|13. In view of members concerns and at the request of the Chairman, the Administration agreed to provide supplementary information on details of computation on the amount of the FSIF and how the Fund would operate to facilitate further discussion by members at the next meeting.
Time-frame for implementation
14. Mr CHAN Choi-hi enquired whether the implementation plan of the legislation could be expedited. He suggested that in urgent and deserving cases, the Government might carry out the necessary improvement measures on buildings with serious problems. PAS(S) replied that the time-frame for implementation was formulated on practical enforcement experience and public consultation on the legislative proposals. Improvement of fire safety of old commercial buildings was a lengthy process involving thorough examination of the buildings, making directions for improvements and the necessary follow-up action on the progress. Adequate time should be provided for owners and occupiers of old commercial buildings which fell short of the required standards to undertake appropriate remedial measures.
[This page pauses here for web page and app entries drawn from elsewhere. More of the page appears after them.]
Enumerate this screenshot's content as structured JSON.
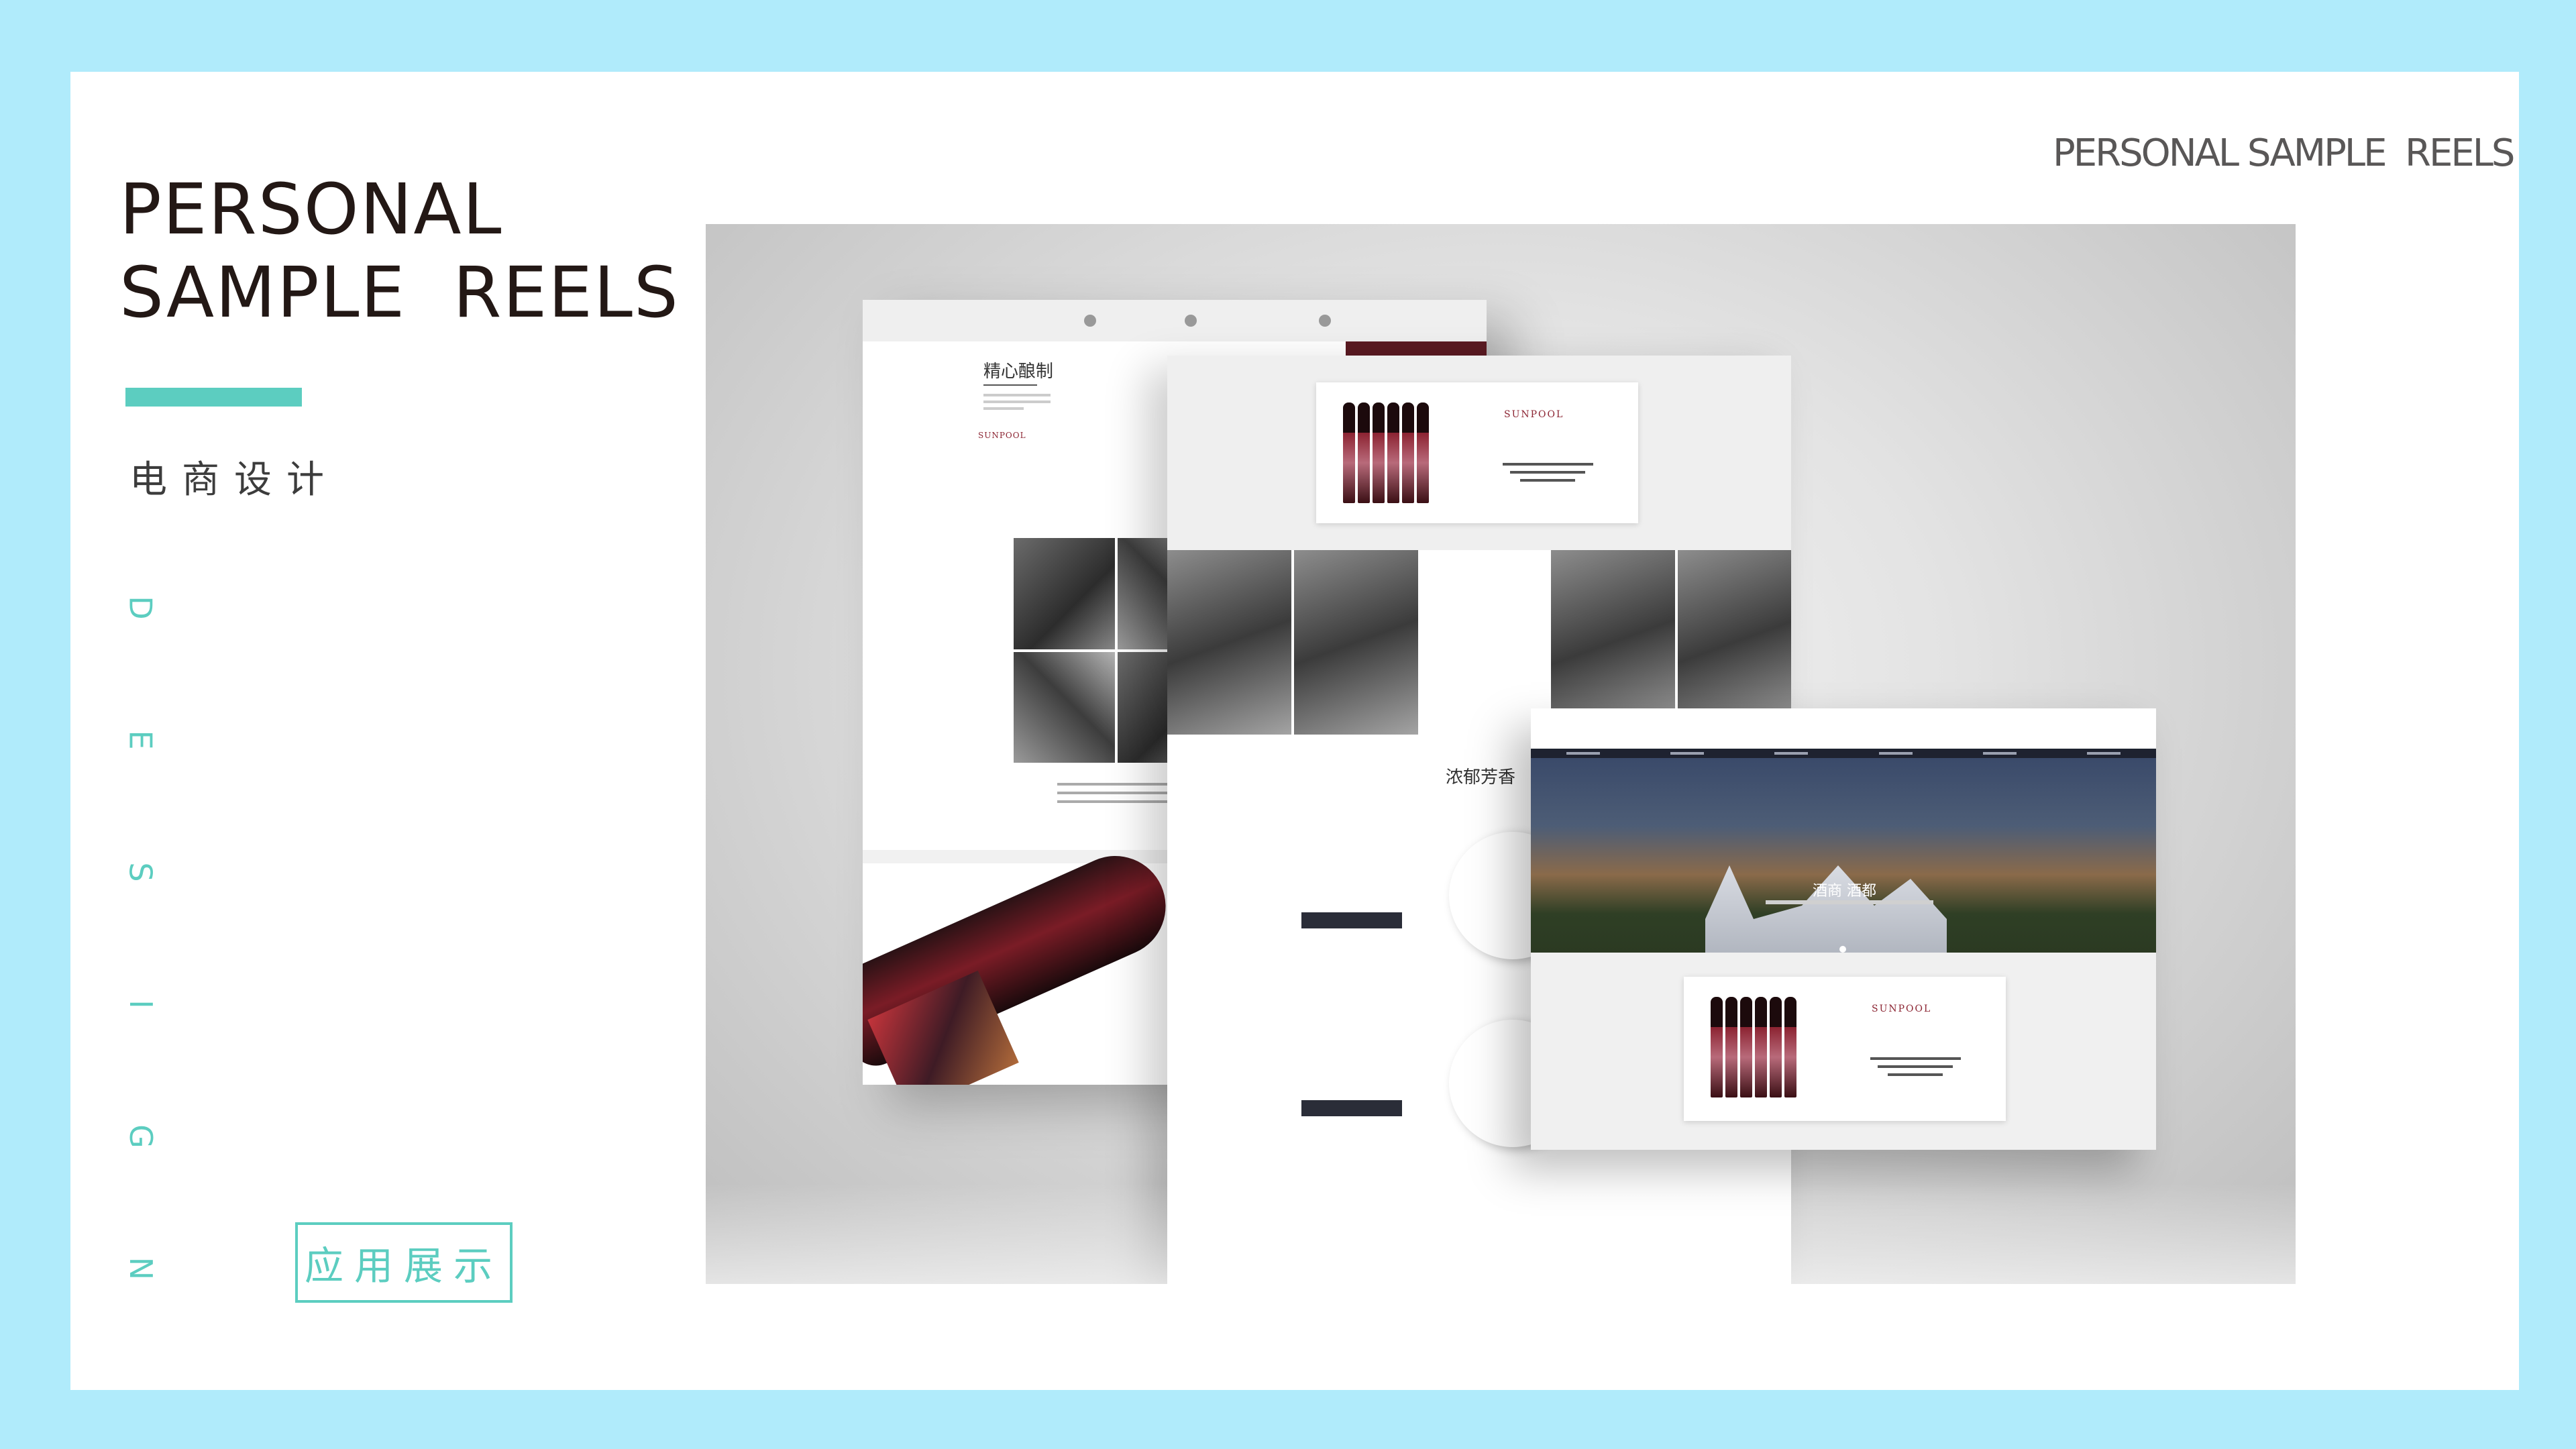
{
  "header": {
    "title_line1": "PERSONAL",
    "title_line2": "SAMPLE  REELS",
    "subtitle": "电商设计",
    "top_right": "PERSONAL SAMPLE  REELS"
  },
  "vertical_letters": [
    "D",
    "E",
    "S",
    "I",
    "G",
    "N"
  ],
  "button": {
    "label": "应用展示"
  },
  "showcase": {
    "mock1": {
      "heading": "精心酿制",
      "brand": "SUNPOOL"
    },
    "mock2": {
      "section_title": "浓郁芳香",
      "brand": "SUNPOOL"
    },
    "mock3": {
      "banner_title": "酒商 酒都",
      "brand": "SUNPOOL"
    }
  },
  "colors": {
    "frame": "#b0ebfb",
    "accent": "#5ccdc0",
    "title_text": "#231815",
    "wine_red": "#8b2331"
  }
}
She added that the policy intent of the Administration was that the responsibility should be upon the owners or occupiers to upgrade fire safety standards, while the role of the Government was to provide practical assistance where necessary, such as the provision of loans under the FSIF.
|15. The Administration agreed to consider members view of speeding up the implementation plan of the Bill.
|16. Members agreed that a press release should be issued to invite members of the public and concerned groups to express their views on the Bill by sending in submissions and/or meeting the Bills Committee at its coming meetings.
III.Date of Next Meetings
17. The next two meetings were scheduled as follows :
- 17 February 1998 at 2:30 pm; and
- 18 February 1998 at 8:30 am.
(Post-meeting note: The meeting on 18 February 1998 at 8:30 am was subsequently cancelled.)
IV.Close of meeting
18. The meeting ended at 12:05 pm.
Provisional Legislative Council Secretariat
12 March 1998